Berne Union to provide legal recognition for the moral rights of attribution and
integrity in a work upon which copyright exists.
India is currently a signatory to the Berne Convention and in Amarnath Sehgal
v. Union of India
, the court cited Article 6 bis, which allows the
author to seek appropriate legal remedies if the moral right of attribution and
integrity in his work is violated. As per this Convention, Jane can be entitled
to moral rights even if/when she decides not to gain commercial benefits from
The minimum duration of copyright is for the life of the author and fifty years
after his death, but in Europe and US, that legal term of copyright has been
extended to seventy years after the death of the author and in some instances
even beyond. For book publishers, the duration of copyright is important to know
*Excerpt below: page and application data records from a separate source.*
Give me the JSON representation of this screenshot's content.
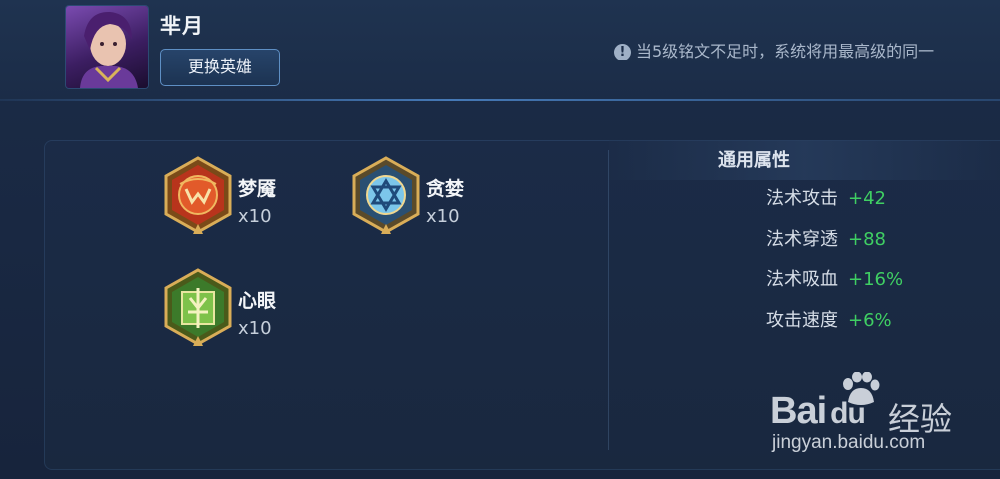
{
  "header": {
    "hero_name": "芈月",
    "change_hero_label": "更换英雄",
    "notice_text": "当5级铭文不足时，系统将用最高级的同一"
  },
  "runes": [
    {
      "name": "梦魇",
      "count": "x10",
      "color": "#d8452a"
    },
    {
      "name": "贪婪",
      "count": "x10",
      "color": "#5aa6d8"
    },
    {
      "name": "心眼",
      "count": "x10",
      "color": "#5fa83a"
    }
  ],
  "attributes": {
    "title": "通用属性",
    "items": [
      {
        "label": "法术攻击",
        "value": "+42"
      },
      {
        "label": "法术穿透",
        "value": "+88"
      },
      {
        "label": "法术吸血",
        "value": "+16%"
      },
      {
        "label": "攻击速度",
        "value": "+6%"
      }
    ]
  },
  "watermark": {
    "logo": "Bai",
    "logo_du": "du",
    "label": "经验",
    "url": "jingyan.baidu.com"
  },
  "colors": {
    "value_green": "#3fcf63",
    "gold_frame": "#c9a04c"
  }
}
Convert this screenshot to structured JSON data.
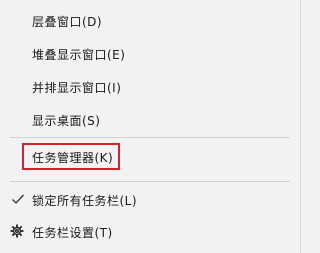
{
  "menu": {
    "items": [
      {
        "label": "层叠窗口(D)"
      },
      {
        "label": "堆叠显示窗口(E)"
      },
      {
        "label": "并排显示窗口(I)"
      },
      {
        "label": "显示桌面(S)"
      },
      {
        "label": "任务管理器(K)"
      },
      {
        "label": "锁定所有任务栏(L)",
        "icon": "checkmark-icon"
      },
      {
        "label": "任务栏设置(T)",
        "icon": "gear-icon"
      }
    ],
    "highlight_color": "#d6232a"
  }
}
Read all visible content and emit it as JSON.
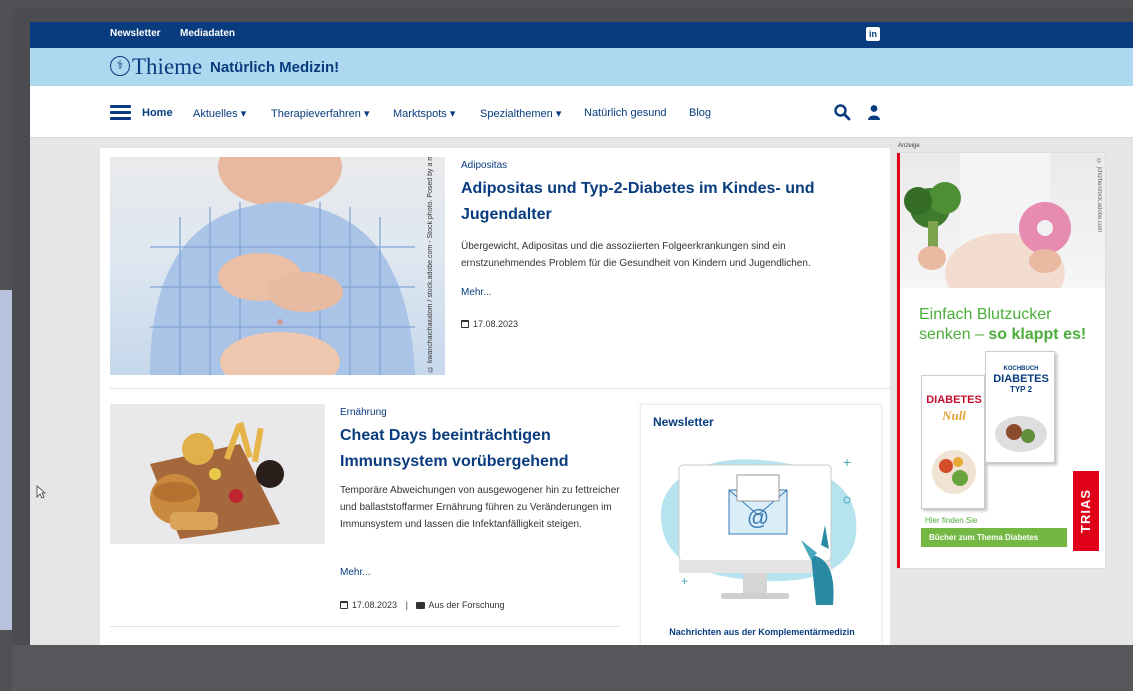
{
  "topbar": {
    "links": [
      "Newsletter",
      "Mediadaten"
    ],
    "social_icon": "linkedin-icon",
    "social_text": "in"
  },
  "brand": {
    "name": "Thieme",
    "tagline": "Natürlich Medizin!"
  },
  "nav": {
    "home": "Home",
    "items": [
      "Aktuelles ▾",
      "Therapieverfahren ▾",
      "Marktspots ▾",
      "Spezialthemen ▾",
      "Natürlich gesund",
      "Blog"
    ],
    "icons": [
      "hamburger-menu-icon",
      "search-icon",
      "user-icon"
    ]
  },
  "articles": [
    {
      "category": "Adipositas",
      "title": "Adipositas und Typ-2-Diabetes im Kindes- und Jugendalter",
      "text": "Übergewicht, Adipositas und die assoziierten Folgeerkrankungen sind ein ernstzunehmendes Problem für die Gesundheit von Kindern und Jugendlichen.",
      "more": "Mehr...",
      "date": "17.08.2023",
      "image_credit": "© kwanchaichaiudom / stock.adobe.com - Stock photo. Posed by a model"
    },
    {
      "category": "Ernährung",
      "title": "Cheat Days beeinträchtigen Immunsystem vorübergehend",
      "text": "Temporäre Abweichungen von ausgewogener hin zu fettreicher und ballaststoffarmer Ernährung führen zu Veränderungen im Immunsystem und lassen die Infektanfälligkeit steigen.",
      "more": "Mehr...",
      "date": "17.08.2023",
      "separator": "|",
      "tag": "Aus der Forschung"
    }
  ],
  "newsletter": {
    "title": "Newsletter",
    "caption": "Nachrichten aus der Komplementärmedizin"
  },
  "ad": {
    "label": "Anzeige",
    "credit": "© jchizhe/stock.adobe.com",
    "headline_line1": "Einfach Blutzucker",
    "headline_line2_normal": "senken – ",
    "headline_line2_bold": "so klappt es!",
    "book1_title": "DIABETES",
    "book1_script": "Null",
    "book2_kicker": "KOCHBUCH",
    "book2_title": "DIABETES",
    "book2_sub": "TYP 2",
    "publisher": "TRIAS",
    "sub": "Hier finden Sie",
    "button": "Bücher zum Thema Diabetes"
  }
}
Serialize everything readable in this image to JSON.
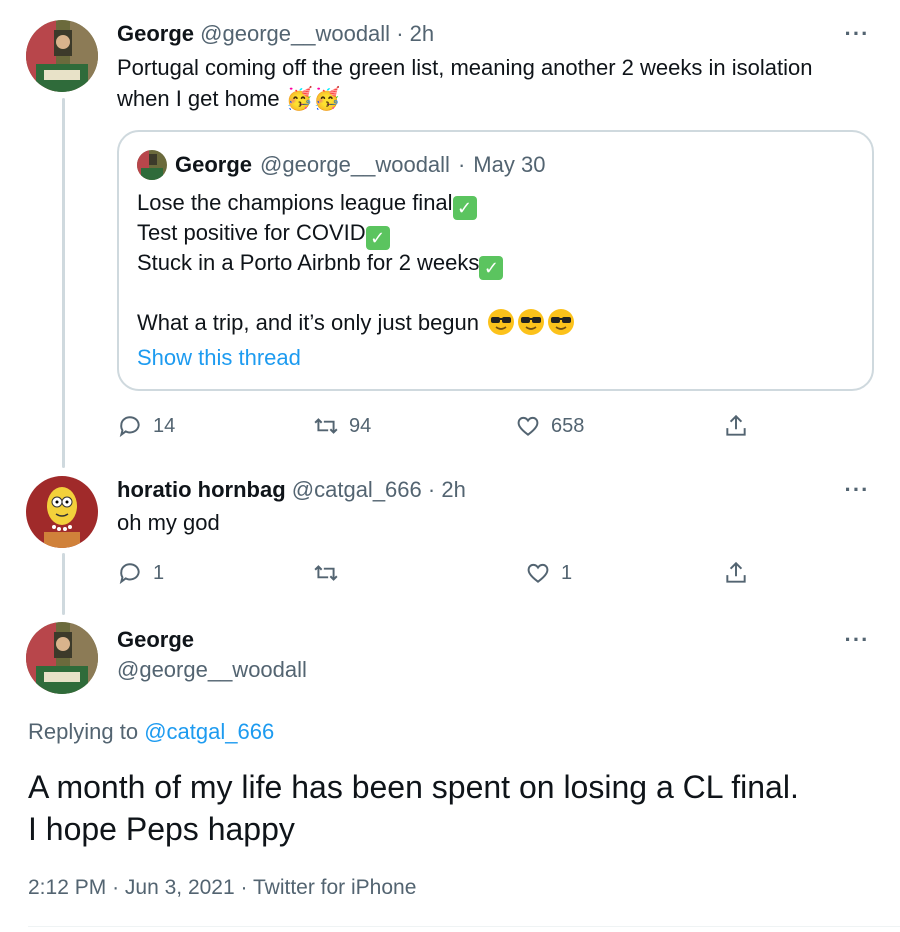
{
  "tweet1": {
    "name": "George",
    "handle": "@george__woodall",
    "time": "2h",
    "text_line1": "Portugal coming off the green list, meaning another 2 weeks in isolation",
    "text_line2": "when I get home",
    "emoji": "🥳🥳",
    "quoted": {
      "name": "George",
      "handle": "@george__woodall",
      "date": "May 30",
      "lines": [
        "Lose the champions league final",
        "Test positive for COVID",
        "Stuck in a Porto Airbnb for 2 weeks",
        "What a trip, and it’s only just begun"
      ],
      "show_thread": "Show this thread"
    },
    "replies": "14",
    "retweets": "94",
    "likes": "658"
  },
  "tweet2": {
    "name": "horatio hornbag",
    "handle": "@catgal_666",
    "time": "2h",
    "text": "oh my god",
    "replies": "1",
    "retweets": "",
    "likes": "1"
  },
  "tweet3": {
    "name": "George",
    "handle": "@george__woodall",
    "replying_prefix": "Replying to",
    "replying_handle": "@catgal_666",
    "text_line1": "A month of my life has been spent on losing a CL final.",
    "text_line2": "I hope Peps happy",
    "time": "2:12 PM",
    "date": "Jun 3, 2021",
    "client": "Twitter for iPhone"
  },
  "separator": "·",
  "colors": {
    "link": "#1d9bf0",
    "muted": "#536471",
    "border": "#cfd9de",
    "check": "#5bc45f"
  }
}
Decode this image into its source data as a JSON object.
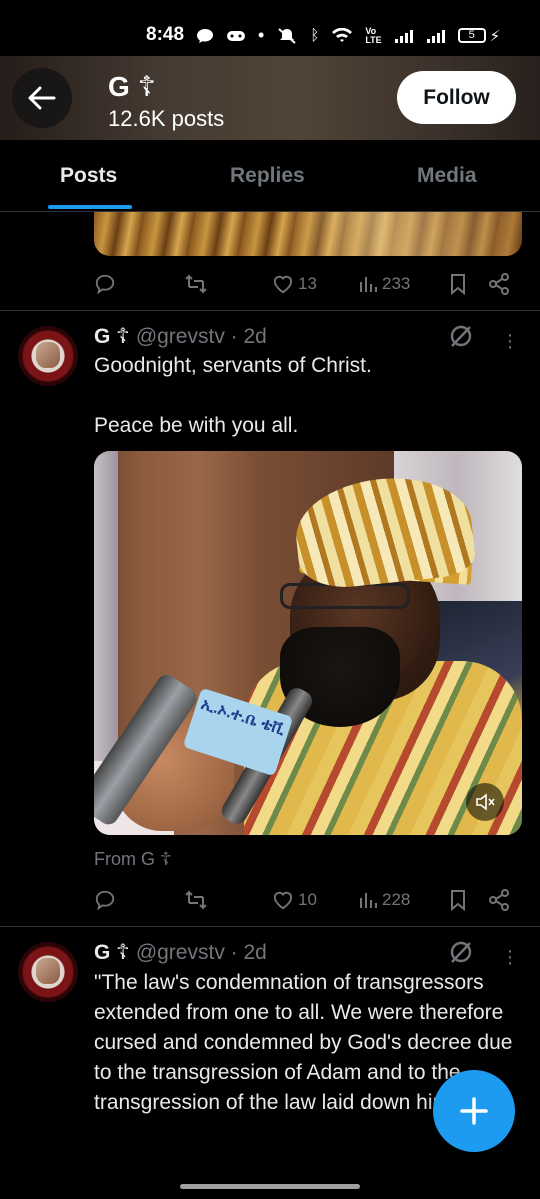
{
  "status_bar": {
    "time": "8:48",
    "battery": "5"
  },
  "header": {
    "title": "G ☦",
    "post_count": "12.6K posts",
    "follow_label": "Follow"
  },
  "tabs": [
    {
      "label": "Posts",
      "active": true
    },
    {
      "label": "Replies",
      "active": false
    },
    {
      "label": "Media",
      "active": false
    }
  ],
  "prev_post": {
    "likes": "13",
    "views": "233"
  },
  "tweet1": {
    "name": "G ☦",
    "handle": "@grevstv · 2d",
    "text": "Goodnight, servants of Christ.\n\nPeace be with you all.",
    "mic_text": "ኢ.ኦ.ተ.ቤ ቴቪ",
    "from_label": "From G ☦",
    "likes": "10",
    "views": "228"
  },
  "tweet2": {
    "name": "G ☦",
    "handle": "@grevstv · 2d",
    "text": "\"The law's condemnation of transgressors extended from one to all. We were therefore cursed and condemned by God's decree due to the transgression of Adam and to the transgression of the law laid down him\""
  },
  "colors": {
    "accent": "#1d9bf0",
    "background": "#000000",
    "muted": "#71767b"
  }
}
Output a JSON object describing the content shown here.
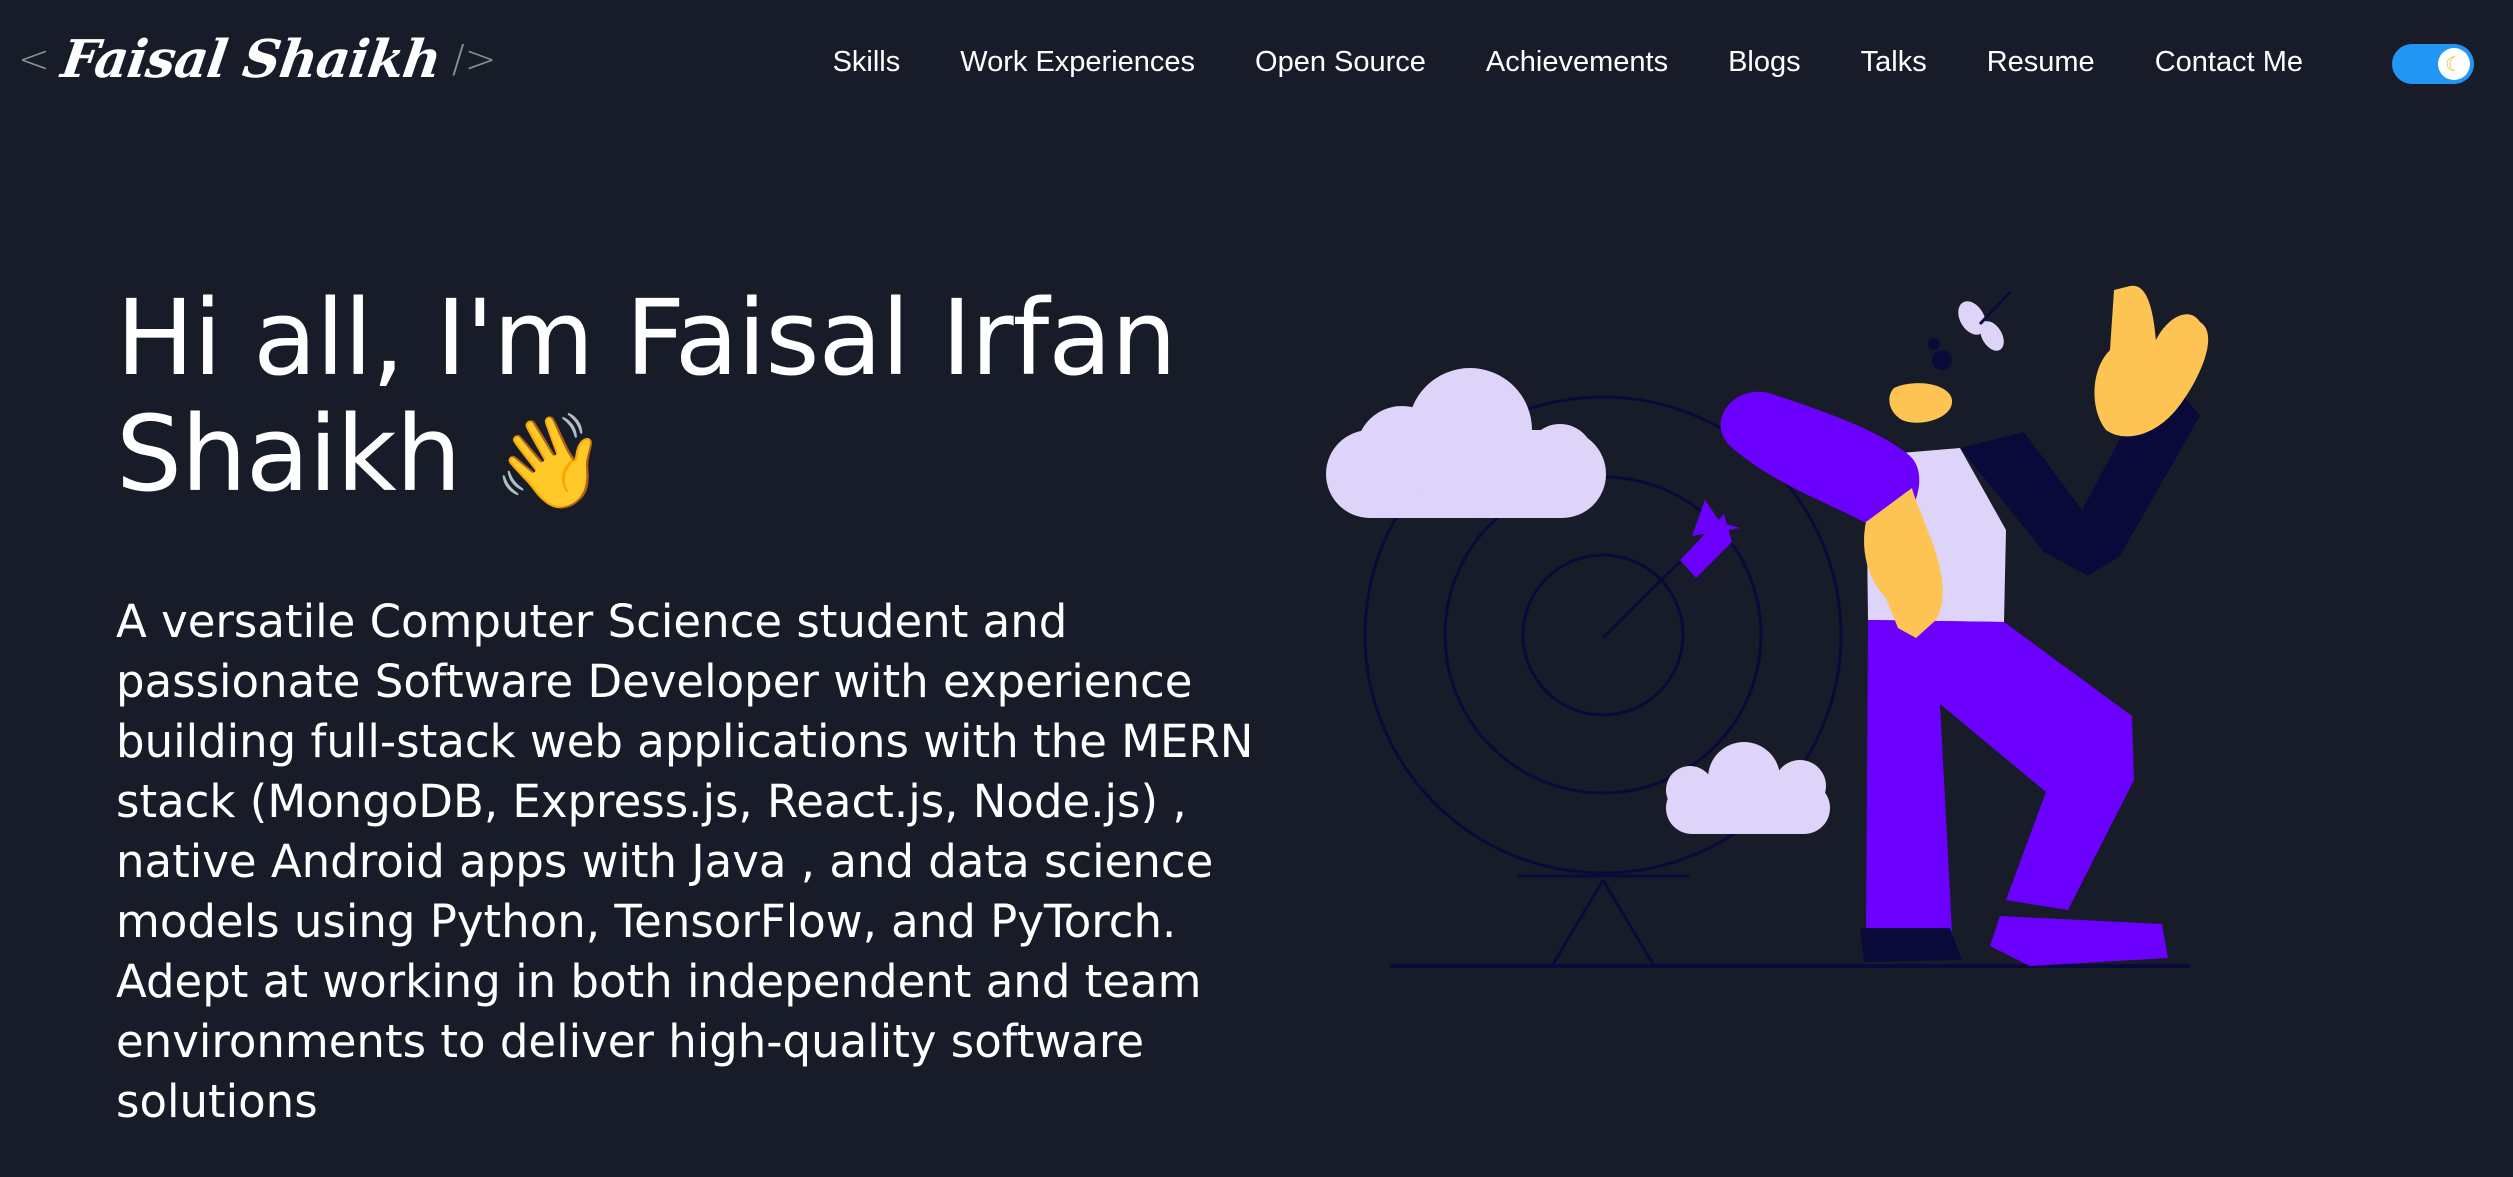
{
  "header": {
    "logo": {
      "open_bracket": "<",
      "name": "Faisal Shaikh",
      "close_bracket": "/>"
    },
    "nav": [
      {
        "label": "Skills"
      },
      {
        "label": "Work Experiences"
      },
      {
        "label": "Open Source"
      },
      {
        "label": "Achievements"
      },
      {
        "label": "Blogs"
      },
      {
        "label": "Talks"
      },
      {
        "label": "Resume"
      },
      {
        "label": "Contact Me"
      }
    ],
    "theme_toggle": {
      "icon": "moon-icon",
      "state": "on",
      "color": "#2196f3",
      "glyph": "☾"
    }
  },
  "hero": {
    "title": "Hi all, I'm Faisal Irfan Shaikh",
    "wave_emoji": "👋",
    "subtitle": "A versatile Computer Science student and passionate Software Developer with experience building full-stack web applications with the MERN stack (MongoDB, Express.js, React.js, Node.js) , native Android apps with Java , and data science models using Python, TensorFlow, and PyTorch. Adept at working in both independent and team environments to deliver high-quality software solutions"
  },
  "colors": {
    "background": "#171c28",
    "accent_purple": "#6c00ff",
    "accent_yellow": "#fdc453",
    "cloud": "#ded3f8",
    "toggle": "#2196f3"
  }
}
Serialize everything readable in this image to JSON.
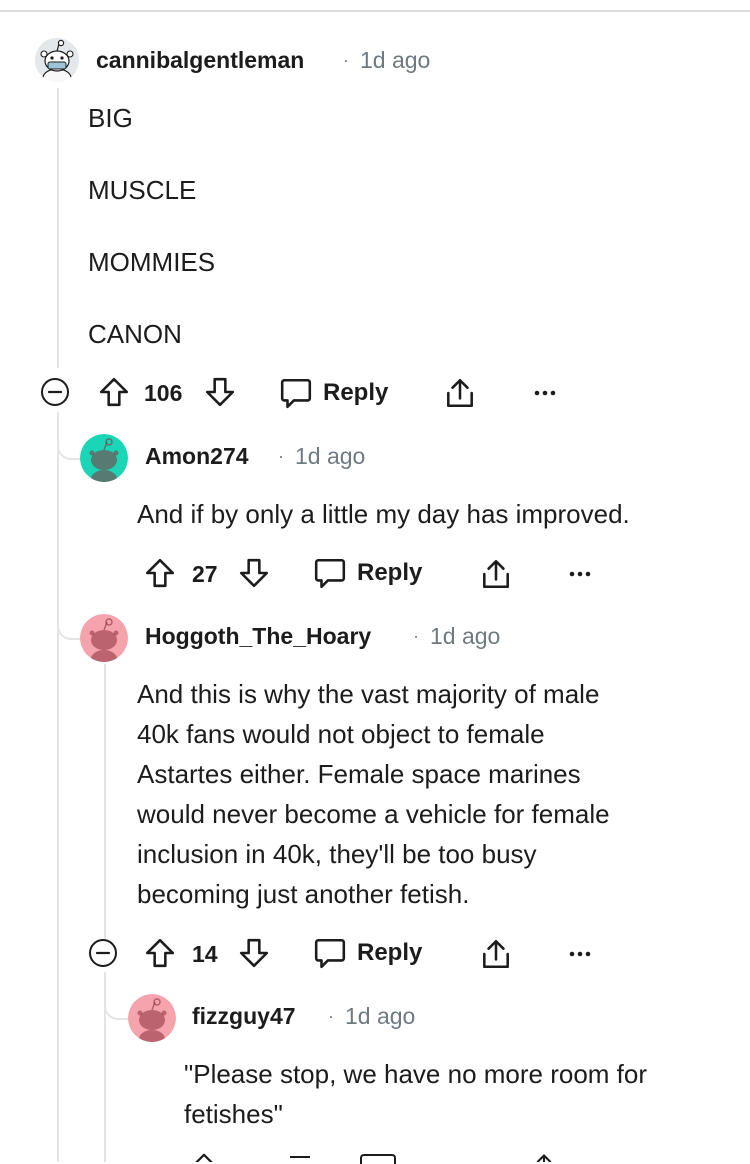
{
  "comments": [
    {
      "user": "cannibalgentleman",
      "time": "1d ago",
      "paragraphs": [
        "BIG",
        "MUSCLE",
        "MOMMIES",
        "CANON"
      ],
      "votes": "106",
      "reply_label": "Reply",
      "avatar_color": "#dfe4e8"
    },
    {
      "user": "Amon274",
      "time": "1d ago",
      "text": "And if by only a little my day has improved.",
      "votes": "27",
      "reply_label": "Reply",
      "avatar_color": "#1ad6b6"
    },
    {
      "user": "Hoggoth_The_Hoary",
      "time": "1d ago",
      "lines": [
        "And this is why the vast majority of male",
        "40k fans would not object to female",
        "Astartes either. Female space marines",
        "would never become a vehicle for female",
        "inclusion in 40k, they'll be too busy",
        "becoming just another fetish."
      ],
      "votes": "14",
      "reply_label": "Reply",
      "avatar_color": "#f5a3ad"
    },
    {
      "user": "fizzguy47",
      "time": "1d ago",
      "lines": [
        "\"Please stop, we have no more room for",
        "fetishes\""
      ],
      "avatar_color": "#f5a3ad"
    }
  ],
  "icons": [
    "collapse-icon",
    "upvote-icon",
    "downvote-icon",
    "reply-icon",
    "share-icon",
    "more-icon"
  ],
  "separator": "·"
}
as different terms apply in different countries and national treatment under the
Berne Convention is limited by the rule of comparison of terms.
- RG Anand v. Delux Films, AIR 1978 SC 1613.
- NRI Film Production Associates v. Twentieth Century Fox Films, ILR 2004
- Feist Publications, Inc. v. Rural Telephone Service Co., 499 U.S. 340.
- Eastern Book Company & Ors v. D.B. Modak & Anr., (2008) 1 SCC 1.
- Wiley Eastern Ltd. & Anr. v. Indian Institute of Management, 1995 SCC
OnLine Del 100.
- Macmillan v. Cooper, (1924) 26 BOMLR 292.
- Anil Gupta v. Kunal Dasgupta, 2002 IVAD Delhi 390.
- Urmi Juvekar Chiang v. Global Broadcast News Ltd., 2008 (2) BomCR 400.
- Baker v. Selden, 101 U.S. 99 (1879).
- Amarnath Sehgal v. Union of India, 2005 (30) PTC 253 (Del).